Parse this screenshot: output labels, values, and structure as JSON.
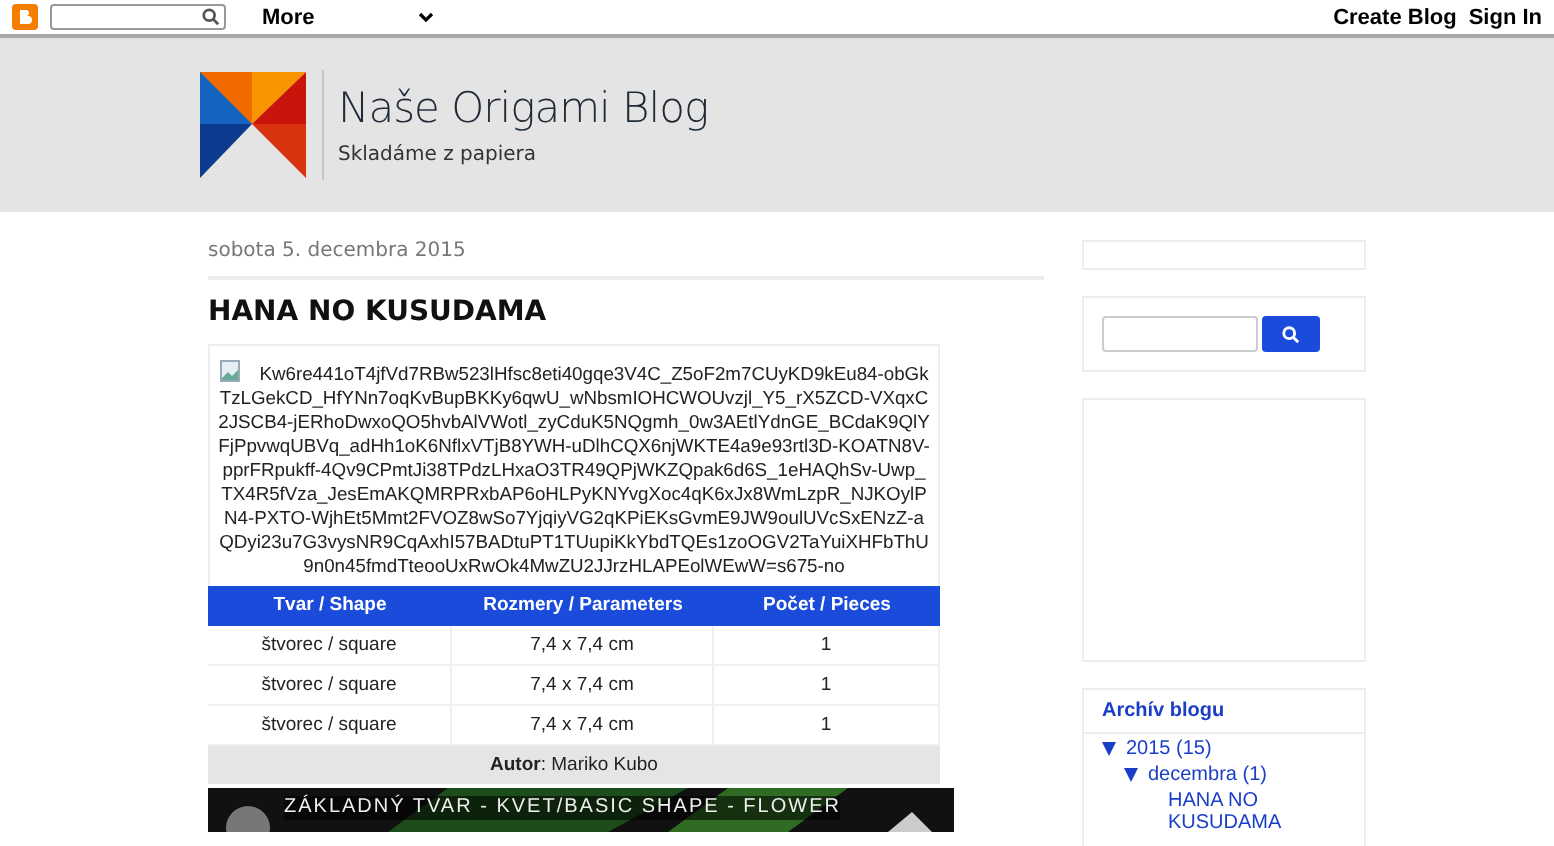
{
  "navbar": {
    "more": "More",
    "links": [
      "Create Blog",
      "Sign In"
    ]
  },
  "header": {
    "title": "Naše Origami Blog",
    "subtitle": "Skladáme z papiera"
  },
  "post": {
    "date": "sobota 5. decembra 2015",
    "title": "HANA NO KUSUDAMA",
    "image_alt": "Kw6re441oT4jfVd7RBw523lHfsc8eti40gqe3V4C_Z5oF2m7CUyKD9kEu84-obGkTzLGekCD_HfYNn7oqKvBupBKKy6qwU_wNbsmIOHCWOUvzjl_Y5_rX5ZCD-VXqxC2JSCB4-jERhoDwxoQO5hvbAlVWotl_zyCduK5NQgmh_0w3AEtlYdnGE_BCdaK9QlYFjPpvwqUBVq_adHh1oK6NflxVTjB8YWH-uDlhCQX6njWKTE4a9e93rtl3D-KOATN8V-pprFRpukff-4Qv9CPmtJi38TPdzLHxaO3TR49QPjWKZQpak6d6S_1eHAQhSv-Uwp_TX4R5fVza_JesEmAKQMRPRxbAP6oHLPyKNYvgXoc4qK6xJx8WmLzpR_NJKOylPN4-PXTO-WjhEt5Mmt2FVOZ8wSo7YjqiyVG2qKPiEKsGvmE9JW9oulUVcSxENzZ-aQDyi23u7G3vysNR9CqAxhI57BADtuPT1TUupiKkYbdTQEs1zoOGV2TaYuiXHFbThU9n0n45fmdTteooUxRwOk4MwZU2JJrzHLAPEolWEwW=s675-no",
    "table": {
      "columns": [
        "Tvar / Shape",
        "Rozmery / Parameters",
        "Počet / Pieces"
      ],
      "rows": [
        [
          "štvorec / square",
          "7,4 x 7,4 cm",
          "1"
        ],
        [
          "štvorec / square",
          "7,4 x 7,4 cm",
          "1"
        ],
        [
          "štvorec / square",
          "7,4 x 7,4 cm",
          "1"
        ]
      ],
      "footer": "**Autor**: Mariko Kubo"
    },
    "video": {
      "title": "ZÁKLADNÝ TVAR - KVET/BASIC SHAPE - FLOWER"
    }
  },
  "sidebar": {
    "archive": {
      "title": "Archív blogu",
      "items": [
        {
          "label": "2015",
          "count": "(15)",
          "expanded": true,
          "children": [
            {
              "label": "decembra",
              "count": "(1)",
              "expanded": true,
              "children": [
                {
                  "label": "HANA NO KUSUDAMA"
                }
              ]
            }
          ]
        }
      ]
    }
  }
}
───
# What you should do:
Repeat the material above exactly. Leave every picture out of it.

# Response:
Parse this screenshot: output labels, values, and structure as JSON.
{
  "navbar": {
    "more": "More",
    "links": [
      "Create Blog",
      "Sign In"
    ]
  },
  "header": {
    "title": "Naše Origami Blog",
    "subtitle": "Skladáme z papiera"
  },
  "post": {
    "date": "sobota 5. decembra 2015",
    "title": "HANA NO KUSUDAMA",
    "image_alt": "Kw6re441oT4jfVd7RBw523lHfsc8eti40gqe3V4C_Z5oF2m7CUyKD9kEu84-obGkTzLGekCD_HfYNn7oqKvBupBKKy6qwU_wNbsmIOHCWOUvzjl_Y5_rX5ZCD-VXqxC2JSCB4-jERhoDwxoQO5hvbAlVWotl_zyCduK5NQgmh_0w3AEtlYdnGE_BCdaK9QlYFjPpvwqUBVq_adHh1oK6NflxVTjB8YWH-uDlhCQX6njWKTE4a9e93rtl3D-KOATN8V-pprFRpukff-4Qv9CPmtJi38TPdzLHxaO3TR49QPjWKZQpak6d6S_1eHAQhSv-Uwp_TX4R5fVza_JesEmAKQMRPRxbAP6oHLPyKNYvgXoc4qK6xJx8WmLzpR_NJKOylPN4-PXTO-WjhEt5Mmt2FVOZ8wSo7YjqiyVG2qKPiEKsGvmE9JW9oulUVcSxENzZ-aQDyi23u7G3vysNR9CqAxhI57BADtuPT1TUupiKkYbdTQEs1zoOGV2TaYuiXHFbThU9n0n45fmdTteooUxRwOk4MwZU2JJrzHLAPEolWEwW=s675-no",
    "table": {
      "columns": [
        "Tvar / Shape",
        "Rozmery / Parameters",
        "Počet / Pieces"
      ],
      "rows": [
        [
          "štvorec / square",
          "7,4 x 7,4 cm",
          "1"
        ],
        [
          "štvorec / square",
          "7,4 x 7,4 cm",
          "1"
        ],
        [
          "štvorec / square",
          "7,4 x 7,4 cm",
          "1"
        ]
      ],
      "footer": "**Autor**: Mariko Kubo"
    },
    "video": {
      "title": "ZÁKLADNÝ TVAR - KVET/BASIC SHAPE - FLOWER"
    }
  },
  "sidebar": {
    "archive": {
      "title": "Archív blogu",
      "items": [
        {
          "label": "2015",
          "count": "(15)",
          "expanded": true,
          "children": [
            {
              "label": "decembra",
              "count": "(1)",
              "expanded": true,
              "children": [
                {
                  "label": "HANA NO KUSUDAMA"
                }
              ]
            }
          ]
        }
      ]
    }
  }
}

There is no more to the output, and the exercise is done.